Women's soccer also stands to do well this year in terms of interest, viewership and betting, many observers say. The U.S. women's national team has been popular with viewers for decades through their run of Olympic success and dominance in Women's World Cup play.

Jennifer Matthews, a FanDuel vice president, said one of the most watched and bet-on Olympic events is the women's hockey final. And during last year's Women's World Cup soccer tournament, FanDuel ran a promotion with a female-owned coffee roaster aimed at helping viewers stay awake in the middle of the night to watch live matches on the other side of the globe.

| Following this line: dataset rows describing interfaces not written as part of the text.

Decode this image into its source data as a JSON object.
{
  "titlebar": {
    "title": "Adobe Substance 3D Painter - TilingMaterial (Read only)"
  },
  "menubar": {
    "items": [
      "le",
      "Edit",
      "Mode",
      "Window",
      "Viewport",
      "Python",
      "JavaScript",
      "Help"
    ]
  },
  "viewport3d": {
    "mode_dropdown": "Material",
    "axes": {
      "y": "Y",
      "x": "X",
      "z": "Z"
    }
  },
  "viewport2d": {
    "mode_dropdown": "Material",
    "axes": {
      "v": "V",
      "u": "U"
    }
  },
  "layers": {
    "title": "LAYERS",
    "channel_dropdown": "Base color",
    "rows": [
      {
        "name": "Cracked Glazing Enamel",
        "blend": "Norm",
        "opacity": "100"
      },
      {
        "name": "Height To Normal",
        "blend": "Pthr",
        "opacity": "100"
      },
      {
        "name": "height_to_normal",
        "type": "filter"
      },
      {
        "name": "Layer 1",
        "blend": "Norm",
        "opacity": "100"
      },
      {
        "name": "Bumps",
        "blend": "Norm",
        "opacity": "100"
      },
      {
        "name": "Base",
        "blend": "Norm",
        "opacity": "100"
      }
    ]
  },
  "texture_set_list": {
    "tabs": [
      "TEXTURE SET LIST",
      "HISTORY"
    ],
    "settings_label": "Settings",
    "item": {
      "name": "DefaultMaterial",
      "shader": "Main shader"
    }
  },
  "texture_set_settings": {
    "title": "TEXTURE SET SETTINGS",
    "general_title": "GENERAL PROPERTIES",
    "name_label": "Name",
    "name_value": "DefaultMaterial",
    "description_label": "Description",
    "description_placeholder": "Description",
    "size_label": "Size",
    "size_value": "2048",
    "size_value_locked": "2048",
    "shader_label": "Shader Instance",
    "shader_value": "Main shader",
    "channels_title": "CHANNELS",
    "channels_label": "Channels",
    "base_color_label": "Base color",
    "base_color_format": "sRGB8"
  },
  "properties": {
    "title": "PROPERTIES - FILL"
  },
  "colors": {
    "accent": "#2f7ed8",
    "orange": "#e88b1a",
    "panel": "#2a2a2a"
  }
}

Craig Mucklow, vice president of trading at Caesars Sportsbook, said U.S. women's teams have been popular with bettors in recent Olympics and World Cup tournaments.

“The success of Team USA over the years, and being the better of the two national sides, pushed tremendous interest into other women’s sports,” he said. “Add the interest in Caitlin Clark to the mix, and we expect this to continue throughout the summer of tremendous sporting quality in women’s sports.”

There are signs bettors are taking more of a sophisticated approach to women's sports instead of treating them like a novelty. On Fanatics Sportsbook, bets on Clark's Fever to finish the season with under 21.5 wins have drawn the most money of any WNBA futures bet, spokesman Kevin Hennessy said.

Orender, the former WNBA president, said it is gratifying to see women's sports being more widely embraced.

“It's about time!” she said. “Finally, the world is saying, ‘We see you, and you have tremendous value.’”